Proposed Ban of Electrical Stimulation Devices An Overdue Step Forward for Dignity and Respect for People with Disabilities

By: Nicole Jorwic, Director of Rights Policy

Every behavior is a form of communication. This is a truth that must be remembered, as we advocate for the civil rights for individuals with intellectual and developmental disabilities (I/DD). Even self-injurious or aggressive behaviors are an attempt by an individual to demonstrate something. Supports should be in place to draw out that communication, not shock it or punish it away. This is why the recent proposed rule from the Food and Drug Administration (FDA) banning the use of electrical stimulation devices (ESD) to treat these forms of behavior is so important.

Per the FDA’s proposed rule, the use of electrical stimulation devices pose the risks of depression, fear, anxiety, panic, learned helplessness, and are associated with the additional risks of nightmares, flashbacks, hypervigilance, insensitivity to fatigue or pain, changes in sleep patterns, loss of interest, difficulty concentrating, and withdrawal from usual activity. The science verifying those risks is clear, while there is no scientific proof that the use of electric shock has benefits in the short or long term.

The science has been clear for years and for decades The Arc has provided testimony at hearings on this issue, submitted comments, and filed amicus briefs encouraging the ban of these devices. Instead of using harmful and demoralizing ESDs, the focus of treatment for all individuals with I/DD who cannot use their voices or other forms of communication to express their wants and needs, must be on changing environmental factors. This will allow the roots of challenging behaviors to be found and allow the individual to discover alternative behaviors that can be used to meet their needs.

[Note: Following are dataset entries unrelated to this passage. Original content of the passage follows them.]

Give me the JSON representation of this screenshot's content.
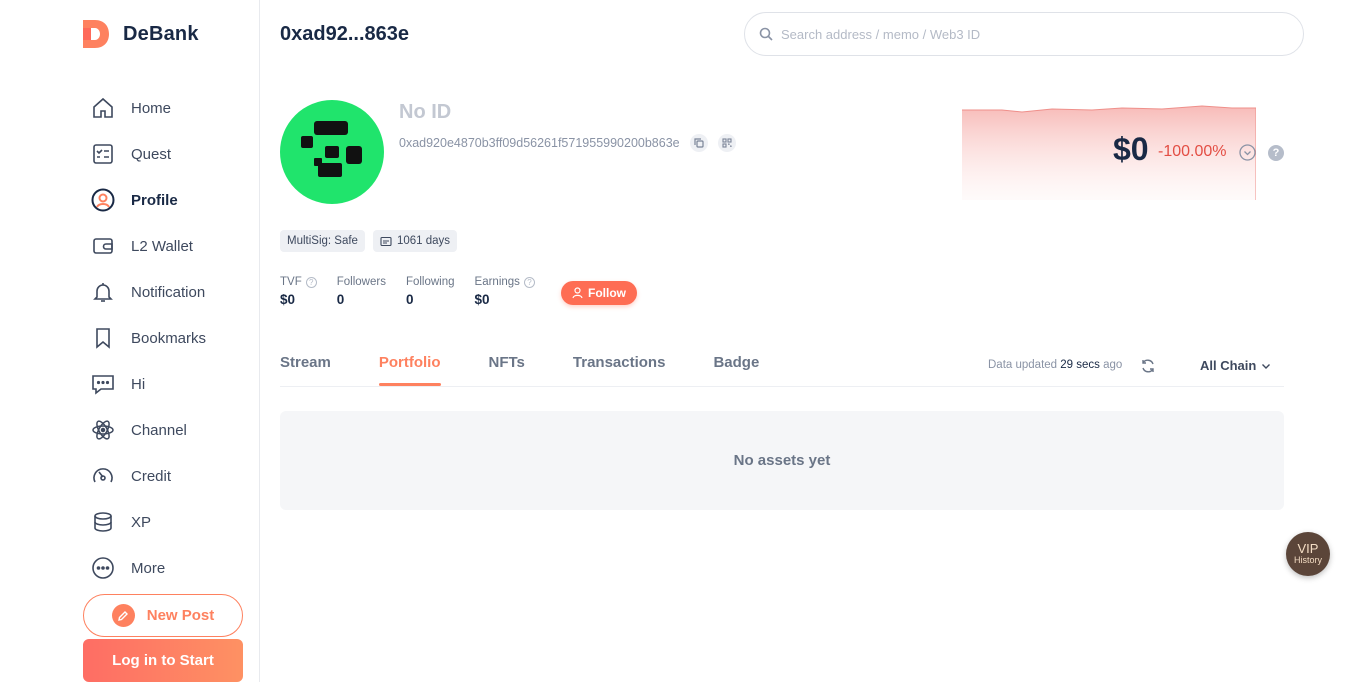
{
  "brand": {
    "name": "DeBank",
    "accent": "#fe815f"
  },
  "sidebar": {
    "items": [
      {
        "label": "Home",
        "icon": "home-icon"
      },
      {
        "label": "Quest",
        "icon": "quest-icon"
      },
      {
        "label": "Profile",
        "icon": "profile-icon",
        "active": true
      },
      {
        "label": "L2 Wallet",
        "icon": "wallet-icon"
      },
      {
        "label": "Notification",
        "icon": "bell-icon"
      },
      {
        "label": "Bookmarks",
        "icon": "bookmark-icon"
      },
      {
        "label": "Hi",
        "icon": "chat-icon"
      },
      {
        "label": "Channel",
        "icon": "atom-icon"
      },
      {
        "label": "Credit",
        "icon": "gauge-icon"
      },
      {
        "label": "XP",
        "icon": "coins-stack-icon"
      },
      {
        "label": "More",
        "icon": "more-icon"
      }
    ],
    "new_post_label": "New Post",
    "login_label": "Log in to Start"
  },
  "header": {
    "address_short": "0xad92...863e",
    "search_placeholder": "Search address / memo / Web3 ID"
  },
  "profile": {
    "name": "No ID",
    "address_full": "0xad920e4870b3ff09d56261f571955990200b863e",
    "balance": "$0",
    "change": "-100.00%",
    "tags": [
      "MultiSig: Safe",
      "1061 days"
    ],
    "stats": [
      {
        "label": "TVF",
        "value": "$0",
        "help": true
      },
      {
        "label": "Followers",
        "value": "0"
      },
      {
        "label": "Following",
        "value": "0"
      },
      {
        "label": "Earnings",
        "value": "$0",
        "help": true
      }
    ],
    "follow_label": "Follow"
  },
  "tabs": {
    "items": [
      "Stream",
      "Portfolio",
      "NFTs",
      "Transactions",
      "Badge"
    ],
    "active_index": 1,
    "updated_prefix": "Data updated",
    "updated_time": "29 secs",
    "updated_suffix": "ago",
    "chain_filter": "All Chain"
  },
  "portfolio": {
    "empty_text": "No assets yet"
  },
  "vip": {
    "title": "VIP",
    "subtitle": "History"
  }
}
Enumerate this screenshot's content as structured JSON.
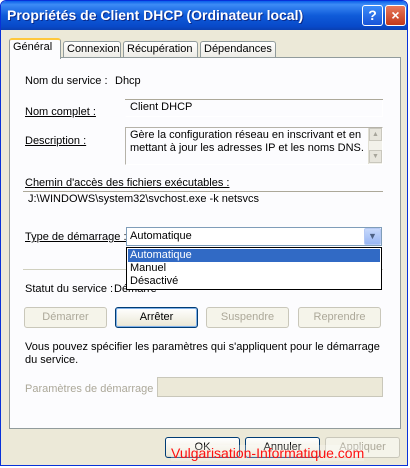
{
  "window": {
    "title": "Propriétés de Client DHCP (Ordinateur local)",
    "help_label": "?",
    "close_label": "×"
  },
  "tabs": [
    {
      "label": "Général"
    },
    {
      "label": "Connexion"
    },
    {
      "label": "Récupération"
    },
    {
      "label": "Dépendances"
    }
  ],
  "general": {
    "service_name_label": "Nom du service :",
    "service_name_value": "Dhcp",
    "display_name_label": "Nom complet :",
    "display_name_value": "Client DHCP",
    "description_label": "Description :",
    "description_value": "Gère la configuration réseau en inscrivant et en mettant à jour les adresses IP et les noms DNS.",
    "path_label": "Chemin d'accès des fichiers exécutables :",
    "path_value": "J:\\WINDOWS\\system32\\svchost.exe -k netsvcs",
    "startup_type_label": "Type de démarrage :",
    "startup_type_value": "Automatique",
    "startup_options": [
      "Automatique",
      "Manuel",
      "Désactivé"
    ],
    "status_label": "Statut du service :",
    "status_value": "Démarré",
    "buttons": {
      "start": "Démarrer",
      "stop": "Arrêter",
      "pause": "Suspendre",
      "resume": "Reprendre"
    },
    "params_note": "Vous pouvez spécifier les paramètres qui s'appliquent pour le démarrage du service.",
    "params_label": "Paramètres de démarrage :",
    "params_value": ""
  },
  "footer": {
    "ok": "OK",
    "cancel": "Annuler",
    "apply": "Appliquer"
  },
  "watermark": "Vulgarisation-Informatique.com",
  "colors": {
    "titlebar": "#0a5fea",
    "selection": "#316ac5",
    "watermark": "#ff1010"
  }
}
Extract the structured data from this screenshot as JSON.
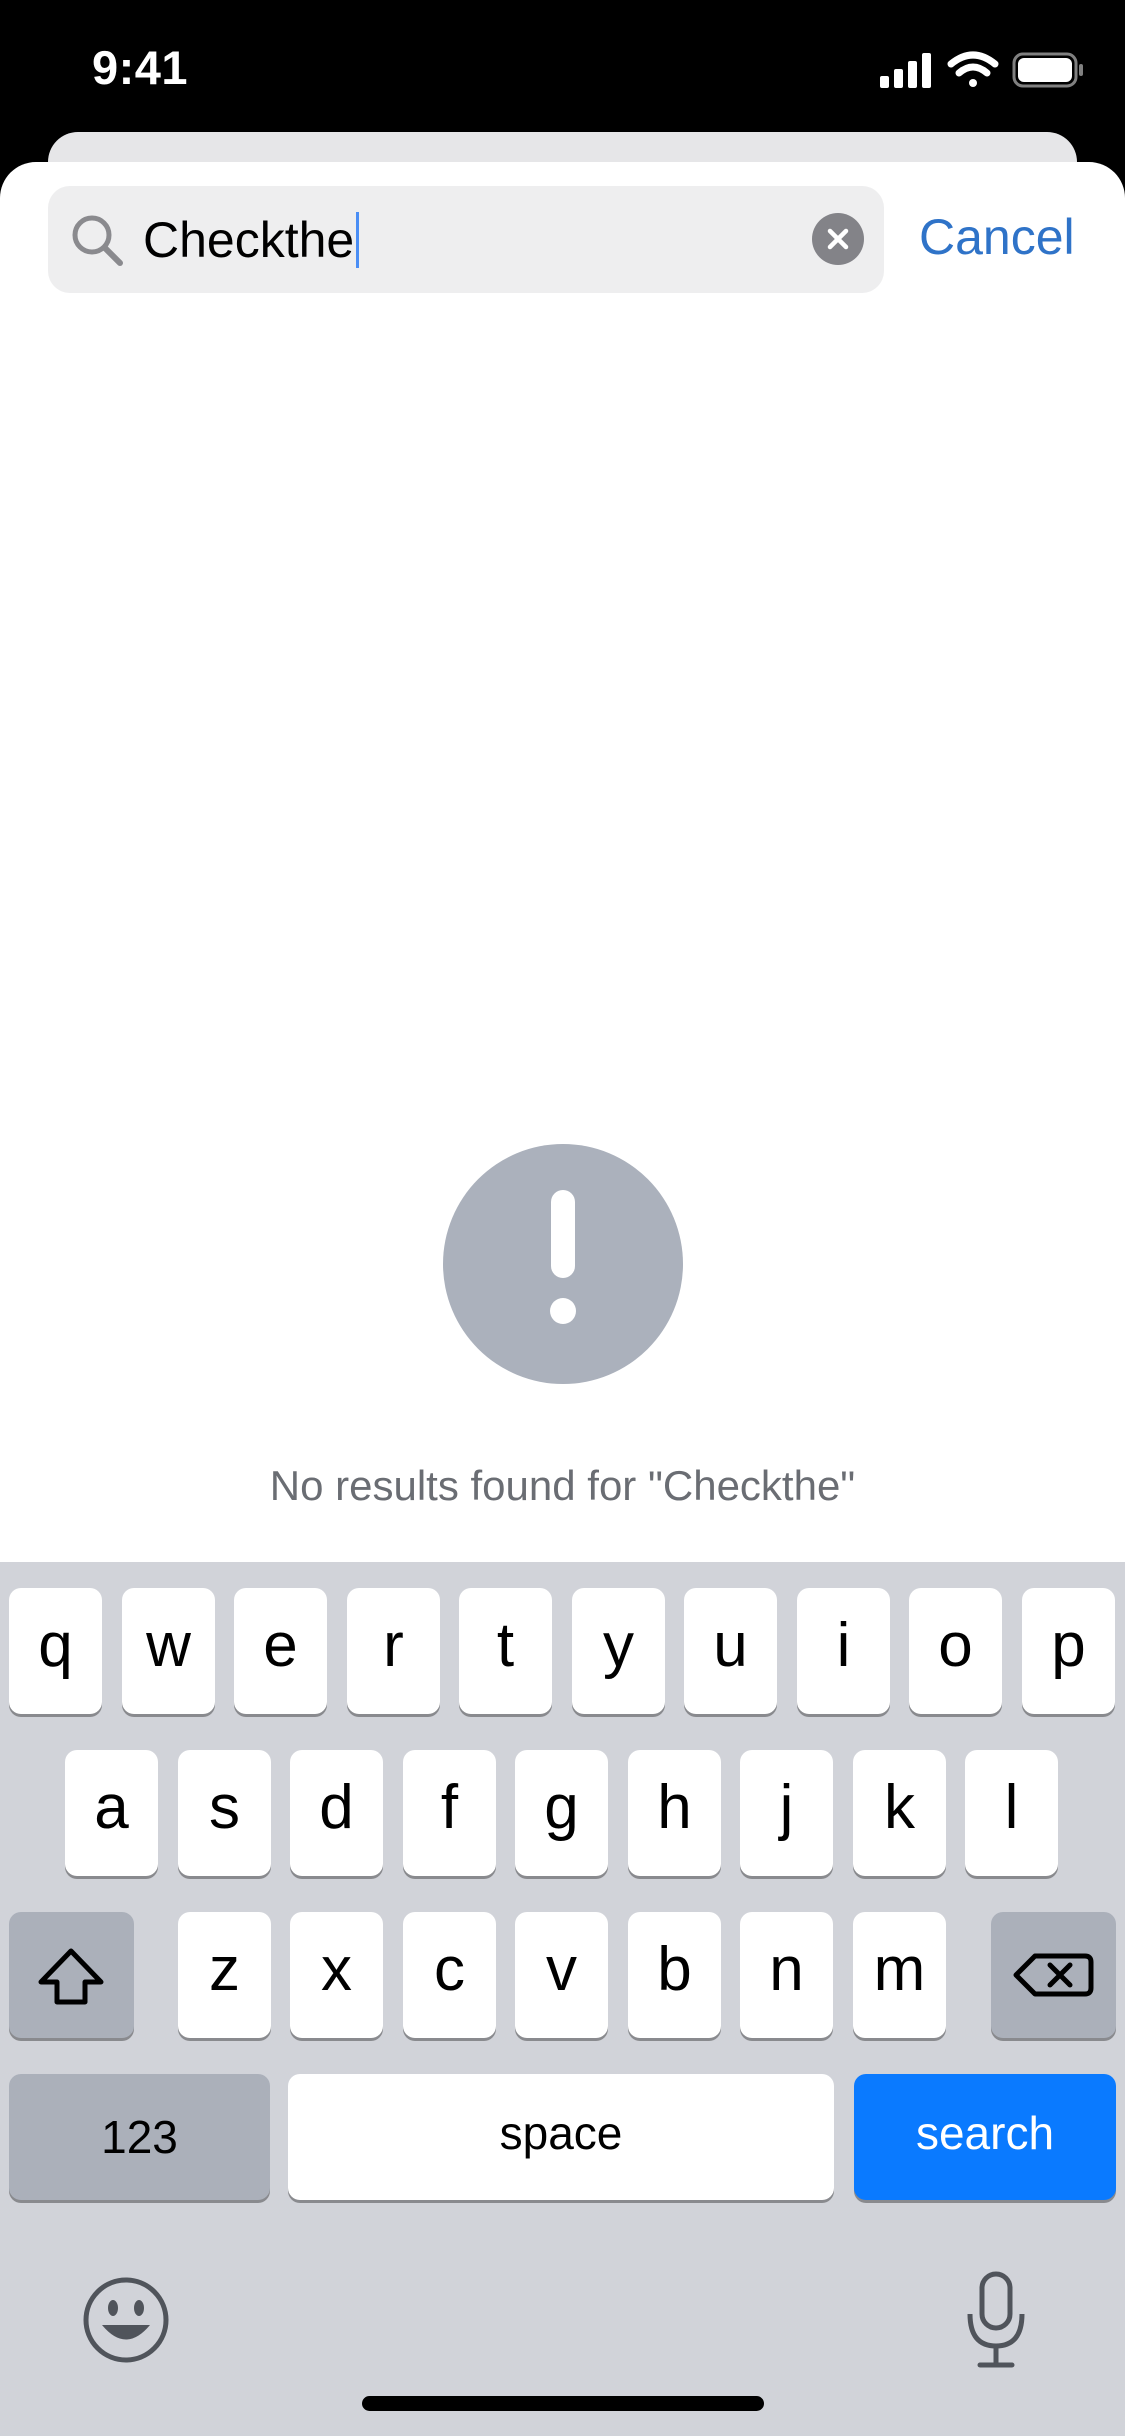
{
  "status_bar": {
    "time": "9:41",
    "icons": [
      "cellular-signal-icon",
      "wifi-icon",
      "battery-icon"
    ]
  },
  "search": {
    "value": "Checkthe",
    "icon": "search-icon",
    "clear_icon": "clear-icon",
    "cancel_label": "Cancel"
  },
  "empty_state": {
    "icon": "exclamation-icon",
    "message": "No results found for \"Checkthe\""
  },
  "keyboard": {
    "row1": [
      "q",
      "w",
      "e",
      "r",
      "t",
      "y",
      "u",
      "i",
      "o",
      "p"
    ],
    "row2": [
      "a",
      "s",
      "d",
      "f",
      "g",
      "h",
      "j",
      "k",
      "l"
    ],
    "row3": [
      "z",
      "x",
      "c",
      "v",
      "b",
      "n",
      "m"
    ],
    "numbers_label": "123",
    "space_label": "space",
    "search_label": "search"
  },
  "colors": {
    "accent": "#2f73c8",
    "search_key": "#0a7aff",
    "keyboard_bg": "#d1d3d9",
    "alert_icon_bg": "#abb1bc"
  }
}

The Arc has adopted position statements opposing the use of aversive procedures since at least 1984. Our current position statement on Behavioral Supports developed jointly with the American Association on Intellectual and Developmental Disabilities (AAIDD) and adopted by both organizations in 2010, states in part:

Research indicates that aversive procedures such as deprivation, physical restraint and seclusion do not reduce challenging behaviors, and in fact can inhibit the development of appropriate skills and behaviors. These practices are dangerous, dehumanizing, result in a loss of dignity, and are unacceptable in a civilized society.

The Arc and AAIDD are opposed to all aversive procedures, such as electric shock, deprivation, seclusion and isolation. Interventions must not withhold essential food and drink, cause physical and/or psychological pain or result in humiliation or discomfort.

Our position statement on Education, which was adopted by the Congress of Delegates in 2011, states in part:

In order to provide a free, appropriate public education for students with I/DD, all those involved in the education of students with I/DD must:

  • Ensure that students with disabilities are not subjected to unwarranted restraint or isolation or to aversives.

The Arc is strong in its belief that it is the responsibility of government to protect individuals with disabilities from mistreatment. Using aversive procedures to change behaviors of individuals with intellectual and developmental disabilities is dangerous, dehumanizing, a violation of civil rights, results in a loss of dignity, and is unacceptable in a civilized society.

The Arc applauds the FDA in its effort to ban the use of devices that emit electric shock as a means of modifying the behavior of individuals with intellectual and developmental disabilities.